So You Can't Go to the Museum. But You Can Bring the Museum to You

Anna Purna Kambhampaty

As part of widespread efforts to contain the spread of coronavirus, many of the world’s major cultural institutions have closed their doors. Museums across the globe have announced temporary closures, from the Vatican Museums and New York’s Metropolitan Museum of Art to the Smithsonian Museums, the Los Angeles County Museum of Art to Korea’s National Museum of Modern and Contemporary Art. The Musée du Louvre in France just closed indefinitely after briefly reopening to crowds, and it announced that two upcoming exhibitions will be postponed.

The closures have brought with them serious consequences. Aside from potential impacts to future museum exhibition lineups, many museum workers are fearful of how closures might affect their financial stability.

And while consequences for would-be museum-goers are undoubtedly less severe, these institutions’ closure brings a reminder of the importance of the museum’s place in society during times of need. Research has shown that viewing art can reduce stress and anxiety, increase motivation and serve as a mood booster. One study found that a lunchtime visit to an art gallery significantly reduced stress among visitors. In a series of experiments, Semir Zeki, a Professor of Neuroaesthetics at the University College London, found that viewing art can give someone the same pleasure as being in love. And museums also play a crucial role in creating a more empathic world. They preserve the past, remind us of our place in the present and give us hope for the future.

But the inability to set foot in a museum for the foreseeable future need not be synonymous with the absence of art from people’s lives. Under the Instagram hashtag #MuseumFromHome, cultural institutions have shared several informative posts about their collections and other artworks in an effort to continue to share knowledge and culture with the public, despite the closings. And there are many other ways to get your arts and culture fix from home via the internet, exploring museums that would otherwise require a plane ride to visit.

Below, find several ways to bring art and culture into your home virtually.

Google Arts & Culture

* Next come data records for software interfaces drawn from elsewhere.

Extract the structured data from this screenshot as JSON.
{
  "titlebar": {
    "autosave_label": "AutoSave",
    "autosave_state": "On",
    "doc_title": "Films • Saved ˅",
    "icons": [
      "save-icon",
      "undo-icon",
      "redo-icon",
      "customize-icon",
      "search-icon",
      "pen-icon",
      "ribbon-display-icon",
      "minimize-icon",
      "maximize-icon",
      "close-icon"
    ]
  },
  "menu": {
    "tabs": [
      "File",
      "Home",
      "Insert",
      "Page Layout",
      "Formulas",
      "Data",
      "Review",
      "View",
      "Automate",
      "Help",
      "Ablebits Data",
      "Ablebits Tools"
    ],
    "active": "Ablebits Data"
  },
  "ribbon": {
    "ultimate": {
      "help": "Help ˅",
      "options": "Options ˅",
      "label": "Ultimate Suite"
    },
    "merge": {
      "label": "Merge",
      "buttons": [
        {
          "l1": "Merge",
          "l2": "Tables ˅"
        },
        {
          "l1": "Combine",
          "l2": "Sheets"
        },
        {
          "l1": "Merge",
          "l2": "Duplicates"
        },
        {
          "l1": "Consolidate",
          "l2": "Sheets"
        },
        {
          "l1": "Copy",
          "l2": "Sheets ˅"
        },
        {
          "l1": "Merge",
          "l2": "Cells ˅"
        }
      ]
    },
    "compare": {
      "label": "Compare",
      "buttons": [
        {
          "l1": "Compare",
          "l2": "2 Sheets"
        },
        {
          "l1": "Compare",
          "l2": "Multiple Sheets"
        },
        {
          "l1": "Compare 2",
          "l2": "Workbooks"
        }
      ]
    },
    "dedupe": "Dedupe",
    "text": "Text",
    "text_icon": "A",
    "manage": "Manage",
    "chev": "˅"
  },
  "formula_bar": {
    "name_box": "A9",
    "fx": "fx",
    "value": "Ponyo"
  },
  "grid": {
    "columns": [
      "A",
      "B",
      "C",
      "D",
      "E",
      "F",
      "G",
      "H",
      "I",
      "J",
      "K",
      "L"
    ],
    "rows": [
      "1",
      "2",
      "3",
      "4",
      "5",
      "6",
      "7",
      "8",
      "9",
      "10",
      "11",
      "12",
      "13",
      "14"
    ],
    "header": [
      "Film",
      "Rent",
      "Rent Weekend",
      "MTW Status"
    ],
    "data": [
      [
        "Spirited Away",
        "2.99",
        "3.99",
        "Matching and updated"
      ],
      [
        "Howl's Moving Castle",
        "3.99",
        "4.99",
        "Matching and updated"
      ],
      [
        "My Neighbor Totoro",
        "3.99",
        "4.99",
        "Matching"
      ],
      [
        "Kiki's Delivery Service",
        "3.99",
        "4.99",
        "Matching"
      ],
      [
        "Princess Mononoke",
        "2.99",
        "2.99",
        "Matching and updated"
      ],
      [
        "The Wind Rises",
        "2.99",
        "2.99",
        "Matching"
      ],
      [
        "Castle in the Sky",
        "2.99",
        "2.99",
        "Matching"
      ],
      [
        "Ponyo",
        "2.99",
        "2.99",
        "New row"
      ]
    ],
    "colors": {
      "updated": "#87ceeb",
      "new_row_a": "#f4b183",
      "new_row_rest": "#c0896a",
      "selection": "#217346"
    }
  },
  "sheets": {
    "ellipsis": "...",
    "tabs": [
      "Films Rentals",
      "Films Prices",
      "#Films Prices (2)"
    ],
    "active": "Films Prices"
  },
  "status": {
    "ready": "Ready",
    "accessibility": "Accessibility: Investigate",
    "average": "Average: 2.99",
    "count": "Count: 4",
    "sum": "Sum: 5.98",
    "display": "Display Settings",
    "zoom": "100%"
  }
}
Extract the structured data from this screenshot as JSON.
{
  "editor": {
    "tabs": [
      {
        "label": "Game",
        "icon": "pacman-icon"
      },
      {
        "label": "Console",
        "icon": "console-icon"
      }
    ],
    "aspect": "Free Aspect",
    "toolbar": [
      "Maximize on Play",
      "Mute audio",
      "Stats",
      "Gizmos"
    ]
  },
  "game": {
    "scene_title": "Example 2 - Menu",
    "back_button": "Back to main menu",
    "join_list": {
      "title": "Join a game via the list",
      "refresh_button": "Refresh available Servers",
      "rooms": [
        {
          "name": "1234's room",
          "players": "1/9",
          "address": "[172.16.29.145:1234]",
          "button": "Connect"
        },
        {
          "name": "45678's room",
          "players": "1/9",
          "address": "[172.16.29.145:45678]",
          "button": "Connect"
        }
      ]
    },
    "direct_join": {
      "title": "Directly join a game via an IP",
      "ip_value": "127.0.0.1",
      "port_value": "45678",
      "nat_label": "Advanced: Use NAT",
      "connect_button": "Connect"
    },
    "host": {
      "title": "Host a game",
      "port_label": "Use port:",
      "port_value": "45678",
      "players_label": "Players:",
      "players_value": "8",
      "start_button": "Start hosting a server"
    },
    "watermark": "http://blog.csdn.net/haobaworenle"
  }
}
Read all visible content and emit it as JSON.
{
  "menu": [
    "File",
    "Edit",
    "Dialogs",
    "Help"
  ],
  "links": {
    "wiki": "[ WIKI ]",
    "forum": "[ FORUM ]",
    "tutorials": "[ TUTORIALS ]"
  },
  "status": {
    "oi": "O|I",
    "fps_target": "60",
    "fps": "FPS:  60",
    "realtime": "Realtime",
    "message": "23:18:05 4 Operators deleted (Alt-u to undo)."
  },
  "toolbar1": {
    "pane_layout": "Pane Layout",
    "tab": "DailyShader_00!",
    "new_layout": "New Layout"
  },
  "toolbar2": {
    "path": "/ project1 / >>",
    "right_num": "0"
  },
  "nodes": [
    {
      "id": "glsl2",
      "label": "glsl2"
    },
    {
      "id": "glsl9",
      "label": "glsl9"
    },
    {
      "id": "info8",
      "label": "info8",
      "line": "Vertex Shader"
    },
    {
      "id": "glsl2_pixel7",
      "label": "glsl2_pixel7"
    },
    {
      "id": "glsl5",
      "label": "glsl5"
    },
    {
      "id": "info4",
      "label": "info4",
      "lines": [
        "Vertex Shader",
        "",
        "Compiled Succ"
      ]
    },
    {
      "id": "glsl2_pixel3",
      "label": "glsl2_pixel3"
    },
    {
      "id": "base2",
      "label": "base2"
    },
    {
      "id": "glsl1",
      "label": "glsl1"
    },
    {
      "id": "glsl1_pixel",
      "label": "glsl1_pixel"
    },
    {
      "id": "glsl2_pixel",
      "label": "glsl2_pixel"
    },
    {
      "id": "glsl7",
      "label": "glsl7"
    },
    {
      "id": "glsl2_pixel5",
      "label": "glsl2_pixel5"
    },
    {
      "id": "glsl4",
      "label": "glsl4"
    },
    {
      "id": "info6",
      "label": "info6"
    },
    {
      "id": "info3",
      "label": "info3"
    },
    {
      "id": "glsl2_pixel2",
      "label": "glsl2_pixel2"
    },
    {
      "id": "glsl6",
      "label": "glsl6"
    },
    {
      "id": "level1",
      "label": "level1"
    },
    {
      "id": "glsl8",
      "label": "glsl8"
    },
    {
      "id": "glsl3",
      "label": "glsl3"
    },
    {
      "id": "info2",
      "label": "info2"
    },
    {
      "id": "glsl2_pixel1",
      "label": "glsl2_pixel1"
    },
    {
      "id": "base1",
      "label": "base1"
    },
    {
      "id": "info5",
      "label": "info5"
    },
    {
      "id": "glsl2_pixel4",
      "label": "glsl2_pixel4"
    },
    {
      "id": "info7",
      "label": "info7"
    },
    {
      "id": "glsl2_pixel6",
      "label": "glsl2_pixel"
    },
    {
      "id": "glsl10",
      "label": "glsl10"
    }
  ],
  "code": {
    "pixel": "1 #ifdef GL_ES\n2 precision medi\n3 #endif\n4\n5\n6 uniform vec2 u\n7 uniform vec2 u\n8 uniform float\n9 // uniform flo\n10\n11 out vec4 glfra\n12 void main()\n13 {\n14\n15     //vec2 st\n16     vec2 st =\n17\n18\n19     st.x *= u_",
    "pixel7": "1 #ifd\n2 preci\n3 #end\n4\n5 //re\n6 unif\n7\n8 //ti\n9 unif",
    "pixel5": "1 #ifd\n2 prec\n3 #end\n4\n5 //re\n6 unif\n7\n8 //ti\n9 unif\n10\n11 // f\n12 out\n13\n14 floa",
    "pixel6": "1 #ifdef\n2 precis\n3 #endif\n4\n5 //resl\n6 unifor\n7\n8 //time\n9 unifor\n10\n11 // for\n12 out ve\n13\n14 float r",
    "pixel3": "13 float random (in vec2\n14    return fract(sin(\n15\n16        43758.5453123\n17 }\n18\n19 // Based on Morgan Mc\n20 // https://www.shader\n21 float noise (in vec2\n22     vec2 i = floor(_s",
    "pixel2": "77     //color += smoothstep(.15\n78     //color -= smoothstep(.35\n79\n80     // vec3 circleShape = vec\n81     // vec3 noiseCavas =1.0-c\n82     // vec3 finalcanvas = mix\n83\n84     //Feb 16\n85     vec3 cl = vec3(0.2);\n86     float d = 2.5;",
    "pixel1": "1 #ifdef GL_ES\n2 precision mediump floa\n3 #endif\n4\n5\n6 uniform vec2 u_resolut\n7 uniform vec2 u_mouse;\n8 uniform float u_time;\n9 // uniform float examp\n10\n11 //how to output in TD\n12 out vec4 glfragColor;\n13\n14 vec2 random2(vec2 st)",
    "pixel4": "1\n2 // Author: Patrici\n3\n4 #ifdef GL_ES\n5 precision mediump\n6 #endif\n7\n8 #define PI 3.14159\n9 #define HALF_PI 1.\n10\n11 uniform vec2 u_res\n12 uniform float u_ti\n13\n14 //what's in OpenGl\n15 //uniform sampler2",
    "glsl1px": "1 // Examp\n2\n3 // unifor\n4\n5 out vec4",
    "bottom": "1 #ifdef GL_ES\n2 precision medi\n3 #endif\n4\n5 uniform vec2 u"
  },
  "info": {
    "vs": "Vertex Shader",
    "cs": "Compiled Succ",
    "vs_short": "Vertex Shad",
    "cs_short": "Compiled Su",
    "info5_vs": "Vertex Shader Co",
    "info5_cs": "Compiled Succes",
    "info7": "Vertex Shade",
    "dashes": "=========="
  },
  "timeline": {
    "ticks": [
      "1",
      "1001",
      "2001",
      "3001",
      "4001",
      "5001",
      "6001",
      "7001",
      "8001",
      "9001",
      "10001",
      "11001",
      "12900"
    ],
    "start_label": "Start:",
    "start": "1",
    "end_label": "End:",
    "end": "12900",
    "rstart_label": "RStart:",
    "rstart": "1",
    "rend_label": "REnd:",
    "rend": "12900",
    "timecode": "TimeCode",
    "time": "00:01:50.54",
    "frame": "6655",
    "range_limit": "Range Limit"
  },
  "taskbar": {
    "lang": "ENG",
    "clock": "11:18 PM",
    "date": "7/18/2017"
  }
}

Google has partnered with over 500 museums and galleries worldwide in an effort to increase access to the arts. The platform allows users to browse featured museum collections, or use Google’s interior Street View to wander gallery halls.

Some of the world’s most sought-after museums are on the site, including Amsterdam’s Van Gogh Museum, New York’s Museum of Modern Art, Paris’s Musée d’Orsay, the National Gallery in London, the J. Paul Getty Museum in Los Angeles and South Korea’s National Museum of Modern and Contemporary Art. You can even experience the famous spiral ramp inside New York’s Guggenheim Museum.

If the endless scroll of potential sites to virtually visit feels daunting, Google’s top 10 museum list might help, or you can look for a museum based on location using the map. You can also search for works by historical era or by artist.

A few other recommendations beyond the top 10 to get you started: the Delhi Photo Festival, a biennial festival with the aim of democratizing photography, has several visceral online exhibitions, including Contemporary Social Issues and Childhood & Coming of Age. China’s Boshan Colored Glaze Museum, home to over 1,500 glazed glass relics, features online exhibitions on how to make a Boshan colored glaze flower ball and glass cranes.

Plus, Google supplements these offerings with its own content. You can listen to the musician Maggie Rogers on Vincent Van Gogh, explore Miami through its typography, view Élisabeth Louise Vigée Le Brun’s scandalous portraits and more.

The Louvre Museum

The world’s most popular museum also has its own online presence. Though not as high-tech as Google Arts & Culture, it allows virtual visitors to explore the Louvre’s Egyptian Antiquities collection, the museum’s moat—the Louvre was originally built as a fortress, and you can see the old piers that supported its drawbridge—and the Galerie d’Apollon, one of the Louvre’s most iconic and extravagant rooms that was originally designed to be a reception hall for Louis XIV.

The Smithsonian National Museum of Natural History

If it’s not art but nature that you’re craving, the Museum of Natural History’s virtual tours might be of interest. Tour the museum’s permanent, past and current exhibitions, including the Butterfly Pavilion and the African Bush Elephant in the museum’s rotunda.

The Museo Nacional Thyssen-Bornemisza

The temporary Rembrandt and Portraiture in Amsterdam, 1590-1670 show at the Museo Nacional Thyssen-Bornemisza in Madrid opened amid the coronavirus outbreak on February 18. Though it’s now closed to the public, the museum is offering a virtual tour, so visitors can still experience Spain’s first exhibition of Rembrandt’s portraits.

David Zwirner Gallery

When museums and galleries close, it’s not just the exhibits that people miss out on—there’s also the artist talks, curator lectures, and other special events. To help fill this gap, David Zwirner gallery (with locations in New York, London, Paris, and Hong Kong), has several podcasts featuring artists like Jeff Koons and Alex Da Corte and has promised to share more videos and other content to help virtually connect visitors with artists. The gallery also plans on opening online viewing rooms.